_EXERCISE INPUTS_:
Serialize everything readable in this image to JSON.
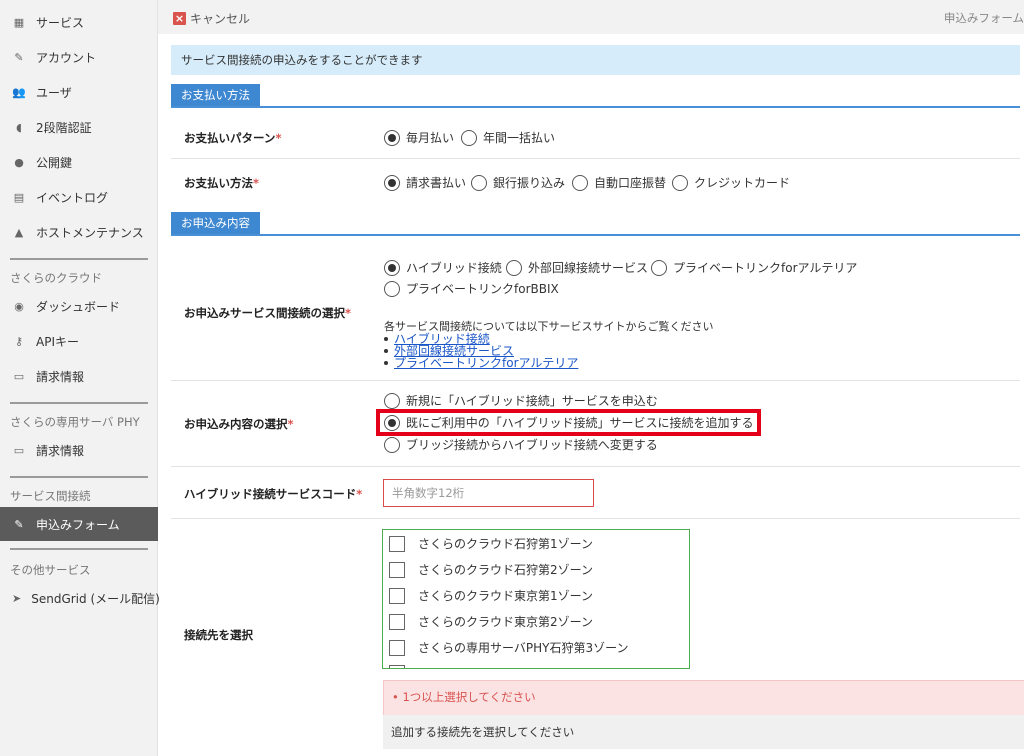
{
  "sidebar": {
    "top_items": [
      {
        "label": "サービス",
        "icon": "grid-icon"
      },
      {
        "label": "アカウント",
        "icon": "wrench-icon"
      },
      {
        "label": "ユーザ",
        "icon": "users-icon"
      },
      {
        "label": "2段階認証",
        "icon": "shield-icon"
      },
      {
        "label": "公開鍵",
        "icon": "key-user-icon"
      },
      {
        "label": "イベントログ",
        "icon": "document-icon"
      },
      {
        "label": "ホストメンテナンス",
        "icon": "warning-icon"
      }
    ],
    "sections": [
      {
        "title": "さくらのクラウド",
        "items": [
          {
            "label": "ダッシュボード",
            "icon": "dashboard-icon"
          },
          {
            "label": "APIキー",
            "icon": "key-icon"
          },
          {
            "label": "請求情報",
            "icon": "card-icon"
          }
        ]
      },
      {
        "title": "さくらの専用サーバ PHY",
        "items": [
          {
            "label": "請求情報",
            "icon": "card-icon"
          }
        ]
      },
      {
        "title": "サービス間接続",
        "items": [
          {
            "label": "申込みフォーム",
            "icon": "wrench-icon",
            "active": true
          }
        ]
      },
      {
        "title": "その他サービス",
        "items": [
          {
            "label": "SendGrid (メール配信)",
            "icon": "send-icon"
          }
        ]
      }
    ]
  },
  "topbar": {
    "cancel_label": "キャンセル",
    "title": "申込みフォーム"
  },
  "info_text": "サービス間接続の申込みをすることができます",
  "payment": {
    "section_title": "お支払い方法",
    "pattern_label": "お支払いパターン",
    "pattern_options": [
      "毎月払い",
      "年間一括払い"
    ],
    "pattern_selected": 0,
    "method_label": "お支払い方法",
    "method_options": [
      "請求書払い",
      "銀行振り込み",
      "自動口座振替",
      "クレジットカード"
    ],
    "method_selected": 0
  },
  "order": {
    "section_title": "お申込み内容",
    "service_label": "お申込みサービス間接続の選択",
    "service_options": [
      "ハイブリッド接続",
      "外部回線接続サービス",
      "プライベートリンクforアルテリア",
      "プライベートリンクforBBIX"
    ],
    "service_selected": 0,
    "service_note": "各サービス間接続については以下サービスサイトからご覧ください",
    "service_links": [
      "ハイブリッド接続",
      "外部回線接続サービス",
      "プライベートリンクforアルテリア"
    ],
    "content_label": "お申込み内容の選択",
    "content_options": [
      "新規に「ハイブリッド接続」サービスを申込む",
      "既にご利用中の「ハイブリッド接続」サービスに接続を追加する",
      "ブリッジ接続からハイブリッド接続へ変更する"
    ],
    "content_selected": 1,
    "code_label": "ハイブリッド接続サービスコード",
    "code_placeholder": "半角数字12桁",
    "dest_label": "接続先を選択",
    "dest_options": [
      "さくらのクラウド石狩第1ゾーン",
      "さくらのクラウド石狩第2ゾーン",
      "さくらのクラウド東京第1ゾーン",
      "さくらのクラウド東京第2ゾーン",
      "さくらの専用サーバPHY石狩第3ゾーン"
    ],
    "error_text": "• 1つ以上選択してください",
    "help_text": "追加する接続先を選択してください",
    "required_mark": "*"
  },
  "colors": {
    "accent": "#3e87d1",
    "error": "#d9534f",
    "highlight": "#e4001b",
    "sidebar_active": "#5b5b5b"
  }
}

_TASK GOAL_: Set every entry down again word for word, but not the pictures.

_ANSWER TO THIS EXERCISE_:
Serialize everything readable in this image to JSON.
{
  "sidebar": {
    "top_items": [
      {
        "label": "サービス",
        "icon": "grid-icon"
      },
      {
        "label": "アカウント",
        "icon": "wrench-icon"
      },
      {
        "label": "ユーザ",
        "icon": "users-icon"
      },
      {
        "label": "2段階認証",
        "icon": "shield-icon"
      },
      {
        "label": "公開鍵",
        "icon": "key-user-icon"
      },
      {
        "label": "イベントログ",
        "icon": "document-icon"
      },
      {
        "label": "ホストメンテナンス",
        "icon": "warning-icon"
      }
    ],
    "sections": [
      {
        "title": "さくらのクラウド",
        "items": [
          {
            "label": "ダッシュボード",
            "icon": "dashboard-icon"
          },
          {
            "label": "APIキー",
            "icon": "key-icon"
          },
          {
            "label": "請求情報",
            "icon": "card-icon"
          }
        ]
      },
      {
        "title": "さくらの専用サーバ PHY",
        "items": [
          {
            "label": "請求情報",
            "icon": "card-icon"
          }
        ]
      },
      {
        "title": "サービス間接続",
        "items": [
          {
            "label": "申込みフォーム",
            "icon": "wrench-icon",
            "active": true
          }
        ]
      },
      {
        "title": "その他サービス",
        "items": [
          {
            "label": "SendGrid (メール配信)",
            "icon": "send-icon"
          }
        ]
      }
    ]
  },
  "topbar": {
    "cancel_label": "キャンセル",
    "title": "申込みフォーム"
  },
  "info_text": "サービス間接続の申込みをすることができます",
  "payment": {
    "section_title": "お支払い方法",
    "pattern_label": "お支払いパターン",
    "pattern_options": [
      "毎月払い",
      "年間一括払い"
    ],
    "pattern_selected": 0,
    "method_label": "お支払い方法",
    "method_options": [
      "請求書払い",
      "銀行振り込み",
      "自動口座振替",
      "クレジットカード"
    ],
    "method_selected": 0
  },
  "order": {
    "section_title": "お申込み内容",
    "service_label": "お申込みサービス間接続の選択",
    "service_options": [
      "ハイブリッド接続",
      "外部回線接続サービス",
      "プライベートリンクforアルテリア",
      "プライベートリンクforBBIX"
    ],
    "service_selected": 0,
    "service_note": "各サービス間接続については以下サービスサイトからご覧ください",
    "service_links": [
      "ハイブリッド接続",
      "外部回線接続サービス",
      "プライベートリンクforアルテリア"
    ],
    "content_label": "お申込み内容の選択",
    "content_options": [
      "新規に「ハイブリッド接続」サービスを申込む",
      "既にご利用中の「ハイブリッド接続」サービスに接続を追加する",
      "ブリッジ接続からハイブリッド接続へ変更する"
    ],
    "content_selected": 1,
    "code_label": "ハイブリッド接続サービスコード",
    "code_placeholder": "半角数字12桁",
    "dest_label": "接続先を選択",
    "dest_options": [
      "さくらのクラウド石狩第1ゾーン",
      "さくらのクラウド石狩第2ゾーン",
      "さくらのクラウド東京第1ゾーン",
      "さくらのクラウド東京第2ゾーン",
      "さくらの専用サーバPHY石狩第3ゾーン"
    ],
    "error_text": "• 1つ以上選択してください",
    "help_text": "追加する接続先を選択してください",
    "required_mark": "*"
  },
  "colors": {
    "accent": "#3e87d1",
    "error": "#d9534f",
    "highlight": "#e4001b",
    "sidebar_active": "#5b5b5b"
  }
}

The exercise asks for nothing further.